The most significant argument in favor of
Try is that it's in the standard library. It's also used in the standard library—for example the callbacks you register with
onComplete must be functions from
Try. It may be used more extensively in the standard library in the future.
The fact that it's in the standard library also means it'll look familiar to more people. You'll probably tend to find it in more of the third-party libraries you use. And of course sometimes you may not be allowed to use Scalaz (or any other dependencies) or may want to avoid Scalaz for other perfectly good reasons.
Other stuff: I can't remember the last time I wrote a
\/ that didn't have
Throwable on its left side (I have—it's just not something I do often).
Try bakes this in, so you don't have to worry about writing an alias or whatever.
As senia notes in the comments above, there's arguably something a little unintuitive about biasing an either-like type but still using the language of "left" and "right" (as
\/ is, and does). Why does
\/ bind through the right side? Because it does, that's why. I personally don't find the naming that objectionable, but I can understand why some people might.

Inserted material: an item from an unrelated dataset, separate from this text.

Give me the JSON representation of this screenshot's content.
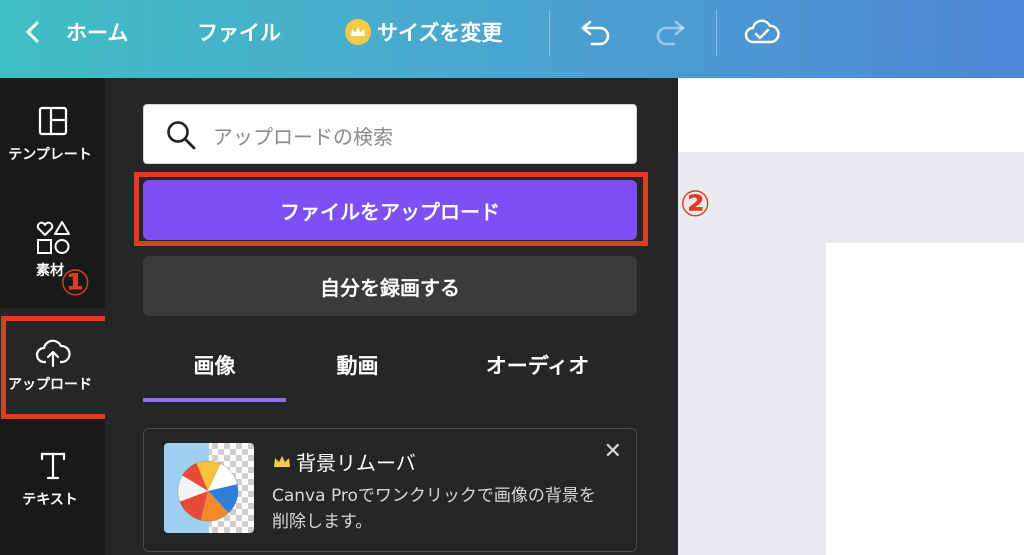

Try avoids the issue by having constructor names that clearly indicate their semantics:
Now that we're getting to the completely superficial and subjective reasons to use
Try, some people may just think
\/- are ugly. I generally don't mind operator-heavy code, and I find the jumble of slashes and dashes really unpleasant to type and read.
So those are some arguments in favor of
Try, as requested, but I'll conclude by saying that I never use it, myself. I don't specifically care all that much about the fact that it violates the monad laws (although I can understand why people do), but I do find
Validation much less ad-hoc and easier to reason about, and I like having access to both (
Validation when I want to accumulate errors,
\/ when I need monadic sequencing) in a single framework.